Climate Variability in the Oceans
Regional weather cycles – such as the Indian Ocean Dipole (IOD) between East Africa and SE Asia, and the El Nino-Southern Oscillation (ENSO) in the tropical Pacific – account for much of the climate variability in terms of extreme weather events like storms and cyclones. These events can impact directly on coastal mangrove forests and other blue carbon reservoirs.
Ocean Floor Disturbances
Blue carbon is also found in marine sediment along the ocean floor. If undisturbed, it remains there for hundreds of thousands or even millions of years 6
However, human exploitation of the oceans – dredging the ocean floor for the purposes of fishing, oil/gas exploration and land reclamation – is making this once semi-permanent stock of organic carbon vulnerable to remineralization, a process that will worsen future climate change.
What Is Remineralization?
In the deep ocean, where oxygen levels are low, carbon is stored as organic carbon (Corg) in marine sediments. When the sediments are shaken and disturbed, Corg is exposed to increased levels of oxygen which reconverts it back to CO2. The process is called remineralization. 7
So, What Can Be Done About It?
It is clear that a degraded ocean loses its capacity to support a healthy carbon cycle and act as a carbon sink. Many countries have adopted tree planting as part of their climate action plans, through relevant mechanisms such as Reducing Emissions through Decreased Deforestation (REDD). Most scientists say that blue carbon conservation should also be set alongside tree care. Perhaps carbon off-setting can be extended to include blue carbon conservation projects. 8
Bottom line: Mangroves, seagrasses and salt marshes provide us with a wonderfully effective carbon capture and storage system. So, instead of destroying them and then spending billions vainly trying to capture carbon from the air or from factory chimneys, why not look after the system we already have?
- A Rapid Response Assessment. United Nations Environment Programme (GRID-Arendal, 2009). Nellemann C., et al. (eds) Blue Carbon. This was the first report to use the term ‘blue carbon’.
- “Carbon stocks and accumulation rates in Red Sea seagrass meadows.” Nature.
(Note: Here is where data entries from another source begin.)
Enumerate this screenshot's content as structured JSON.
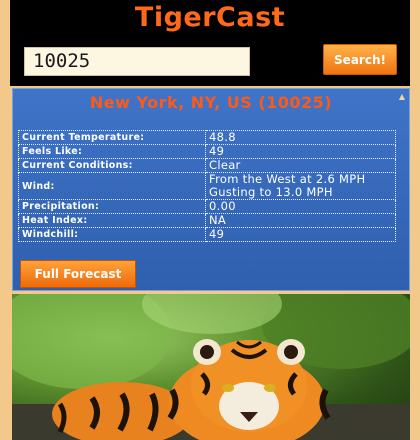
{
  "app": {
    "title": "TigerCast"
  },
  "search": {
    "value": "10025",
    "button_label": "Search!"
  },
  "weather": {
    "location": "New York, NY, US (10025)",
    "rows": [
      {
        "label": "Current Temperature:",
        "value": "48.8"
      },
      {
        "label": "Feels Like:",
        "value": "49"
      },
      {
        "label": "Current Conditions:",
        "value": "Clear"
      },
      {
        "label": "Wind:",
        "value": "From the West at 2.6 MPH Gusting to 13.0 MPH"
      },
      {
        "label": "Precipitation:",
        "value": "0.00"
      },
      {
        "label": "Heat Index:",
        "value": "NA"
      },
      {
        "label": "Windchill:",
        "value": "49"
      }
    ],
    "full_forecast_label": "Full Forecast"
  },
  "colors": {
    "brand_orange": "#ff6a1a",
    "panel_blue": "#3f74c8",
    "page_background": "#f2c98a"
  },
  "photo": {
    "icon": "tiger-photo"
  }
}
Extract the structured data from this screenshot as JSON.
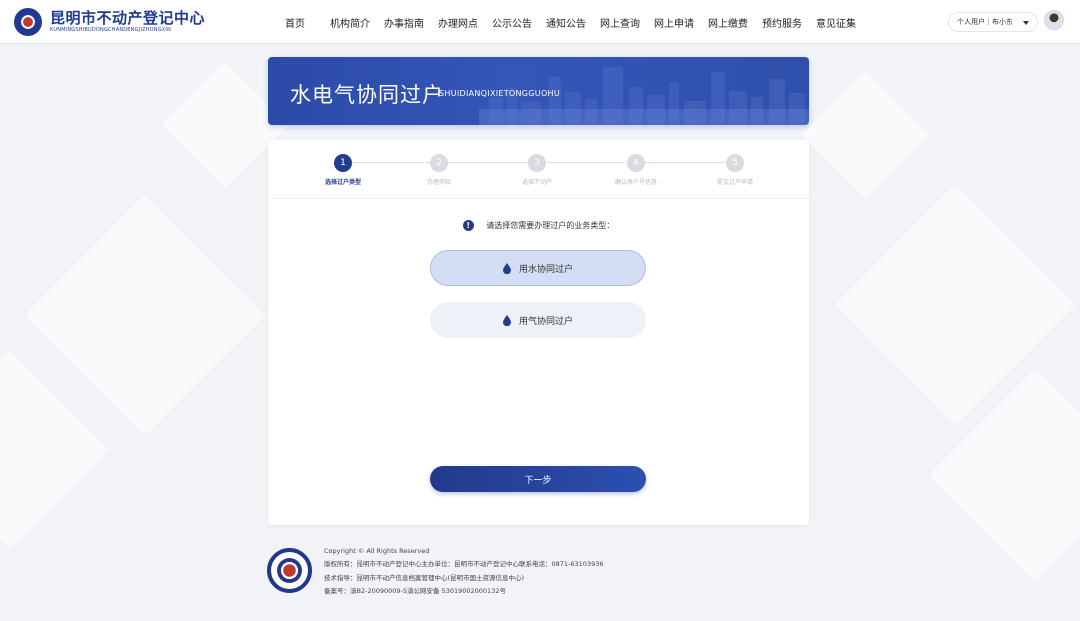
{
  "header": {
    "logo_cn": "昆明市不动产登记中心",
    "logo_en": "KUNMINGSHIBUDONGCHANDENGJIZHONGXIN",
    "nav": [
      "首页",
      "机构简介",
      "办事指南",
      "办理网点",
      "公示公告",
      "通知公告",
      "网上查询",
      "网上申请",
      "网上缴费",
      "预约服务",
      "意见征集"
    ],
    "user_menu": "个人用户｜布小东"
  },
  "banner": {
    "title": "水电气协同过户",
    "subtitle": "SHUIDIANQIXIETONGGUOHU"
  },
  "steps": [
    {
      "num": "1",
      "label": "选择过户类型",
      "active": true
    },
    {
      "num": "2",
      "label": "办理须知",
      "active": false
    },
    {
      "num": "3",
      "label": "选择不动产",
      "active": false
    },
    {
      "num": "4",
      "label": "确认原户号信息",
      "active": false
    },
    {
      "num": "5",
      "label": "提交过户申请",
      "active": false
    }
  ],
  "prompt": {
    "icon": "!",
    "text": "请选择您需要办理过户的业务类型："
  },
  "options": [
    {
      "label": "用水协同过户",
      "selected": true,
      "icon": "water-drop-icon"
    },
    {
      "label": "用气协同过户",
      "selected": false,
      "icon": "gas-drop-icon"
    }
  ],
  "next_button": "下一步",
  "footer": {
    "lines": [
      "Copyright © All Rights Reserved",
      "版权所有：昆明市不动产登记中心主办单位：昆明市不动产登记中心联系电话：0871-63103936",
      "技术指导：昆明市不动产信息档案管理中心(昆明市国土资源信息中心)",
      "备案号：滇B2-20090009-5滇公网安备 53019002000132号"
    ]
  },
  "colors": {
    "primary": "#243c8c",
    "banner": "#2f4fab",
    "option_selected": "#d3ddf3",
    "option_unselected": "#eef1f7"
  }
}
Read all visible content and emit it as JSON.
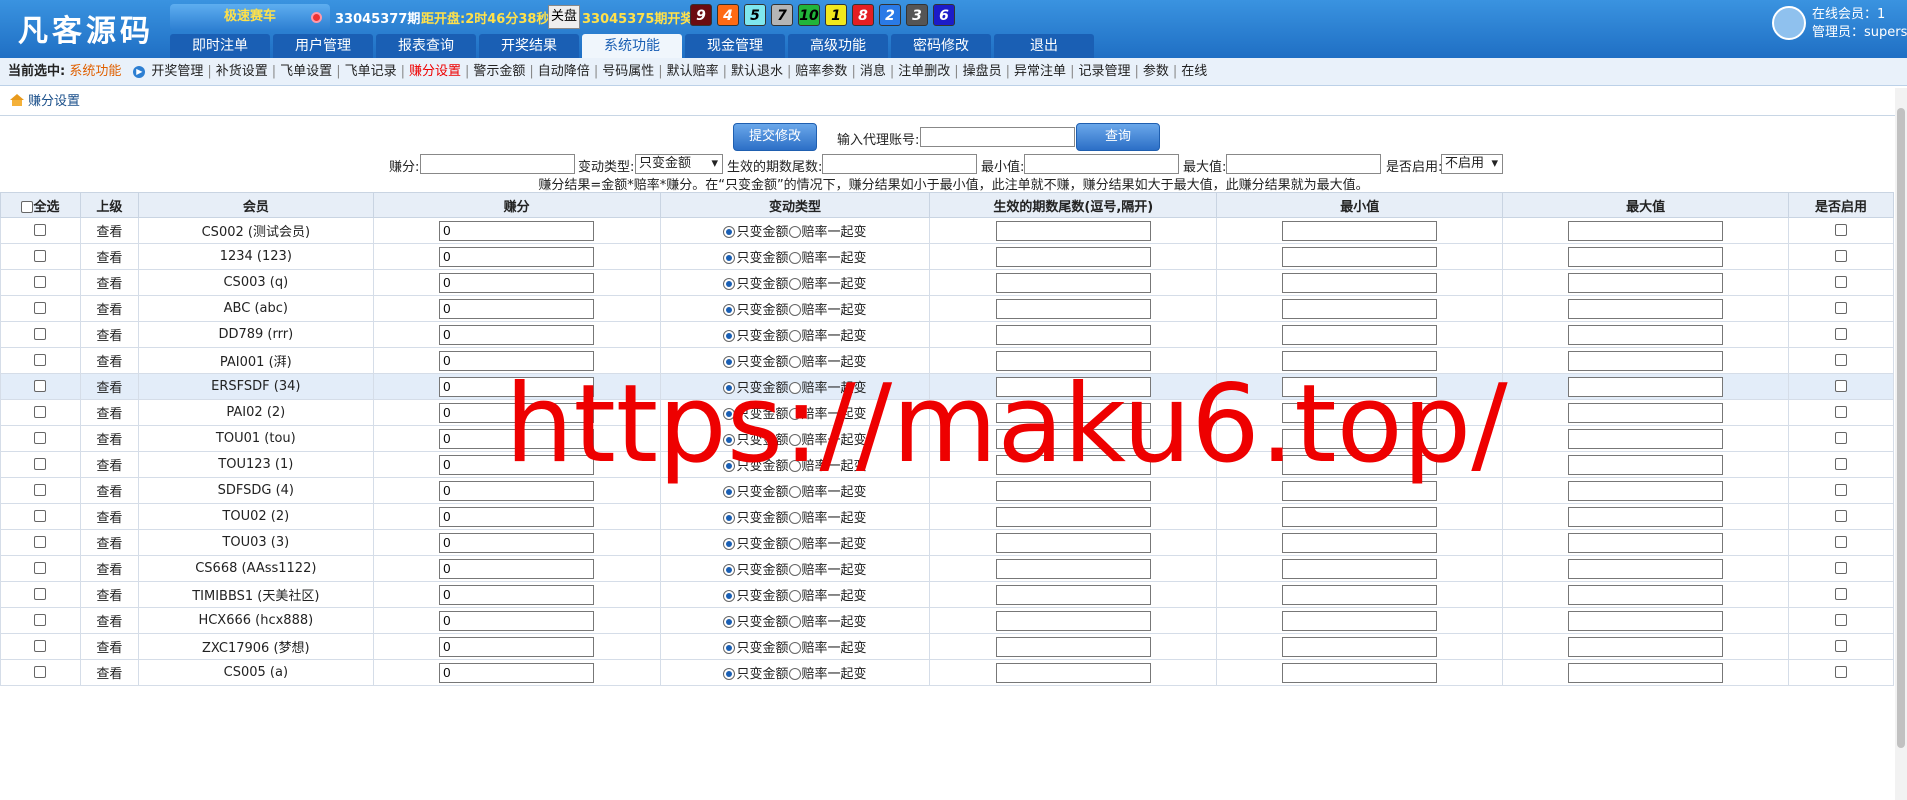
{
  "header": {
    "logo": "凡客源码",
    "game_button": "极速赛车",
    "period_current": "33045377期",
    "countdown": "距开盘:2时46分38秒",
    "close_label": "关盘",
    "period_last": "33045375期开奖:",
    "balls": [
      {
        "n": "9",
        "bg": "#6b0c10",
        "fg": "#fff"
      },
      {
        "n": "4",
        "bg": "#ff6a13",
        "fg": "#fff"
      },
      {
        "n": "5",
        "bg": "#7fe7ee",
        "fg": "#000"
      },
      {
        "n": "7",
        "bg": "#b5b5b5",
        "fg": "#000"
      },
      {
        "n": "10",
        "bg": "#21b53a",
        "fg": "#000"
      },
      {
        "n": "1",
        "bg": "#f2e81c",
        "fg": "#000"
      },
      {
        "n": "8",
        "bg": "#e41e22",
        "fg": "#fff"
      },
      {
        "n": "2",
        "bg": "#2a7ae6",
        "fg": "#fff"
      },
      {
        "n": "3",
        "bg": "#555",
        "fg": "#fff"
      },
      {
        "n": "6",
        "bg": "#1c1cc9",
        "fg": "#fff"
      }
    ],
    "nav": [
      "即时注单",
      "用户管理",
      "报表查询",
      "开奖结果",
      "系统功能",
      "现金管理",
      "高级功能",
      "密码修改",
      "退出"
    ],
    "nav_active": "系统功能",
    "online": "在线会员：1",
    "admin": "管理员：supers"
  },
  "subnav": {
    "label": "当前选中:",
    "current": "系统功能",
    "items": [
      "开奖管理",
      "补货设置",
      "飞单设置",
      "飞单记录",
      "赚分设置",
      "警示金额",
      "自动降倍",
      "号码属性",
      "默认赔率",
      "默认退水",
      "赔率参数",
      "消息",
      "注单删改",
      "操盘员",
      "异常注单",
      "记录管理",
      "参数",
      "在线"
    ],
    "selected": "赚分设置"
  },
  "breadcrumb": "赚分设置",
  "form": {
    "submit": "提交修改",
    "agent_label": "输入代理账号:",
    "query": "查询",
    "earn_label": "赚分:",
    "type_label": "变动类型:",
    "type_value": "只变金额",
    "period_label": "生效的期数尾数:",
    "min_label": "最小值:",
    "max_label": "最大值:",
    "enable_label": "是否启用:",
    "enable_value": "不启用",
    "note": "赚分结果=金额*赔率*赚分。在“只变金额”的情况下，赚分结果如小于最小值，此注单就不赚，赚分结果如大于最大值，此赚分结果就为最大值。"
  },
  "table": {
    "headers": [
      "全选",
      "上级",
      "会员",
      "赚分",
      "变动类型",
      "生效的期数尾数(逗号,隔开)",
      "最小值",
      "最大值",
      "是否启用"
    ],
    "view": "查看",
    "radio1": "只变金额",
    "radio2": "赔率一起变",
    "rows": [
      {
        "member": "CS002 (测试会员)",
        "earn": "0"
      },
      {
        "member": "1234 (123)",
        "earn": "0"
      },
      {
        "member": "CS003 (q)",
        "earn": "0"
      },
      {
        "member": "ABC (abc)",
        "earn": "0"
      },
      {
        "member": "DD789 (rrr)",
        "earn": "0"
      },
      {
        "member": "PAI001 (湃)",
        "earn": "0"
      },
      {
        "member": "ERSFSDF (34)",
        "earn": "0"
      },
      {
        "member": "PAI02 (2)",
        "earn": "0"
      },
      {
        "member": "TOU01 (tou)",
        "earn": "0"
      },
      {
        "member": "TOU123 (1)",
        "earn": "0"
      },
      {
        "member": "SDFSDG (4)",
        "earn": "0"
      },
      {
        "member": "TOU02 (2)",
        "earn": "0"
      },
      {
        "member": "TOU03 (3)",
        "earn": "0"
      },
      {
        "member": "CS668 (AAss1122)",
        "earn": "0"
      },
      {
        "member": "TIMIBBS1 (天美社区)",
        "earn": "0"
      },
      {
        "member": "HCX666 (hcx888)",
        "earn": "0"
      },
      {
        "member": "ZXC17906 (梦想)",
        "earn": "0"
      },
      {
        "member": "CS005 (a)",
        "earn": "0"
      }
    ]
  },
  "watermark": "https://maku6.top/"
}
October 2018
- “High variability of Blue Carbon storage in seagrass meadows at the estuary scale.” Ricart, A.M., York, P.H., Bryant, C. et al. Sci Rep 10, 5865 (2020).
- “Total ecosystem carbon stocks of mangroves across broad global environmental and physical gradients.”
- “Persistent organic matter in oxic subseafloor sediment.” Estes et al. 2019. Nature Geoscience.
- “The Future of Blue Carbon Science.” Nature, September 2019.
- “Assessing the risk of carbon dioxide emissions from blue carbon ecosystems.” March 2020.
- Ocean Facts. National Ocean Service (NOAA)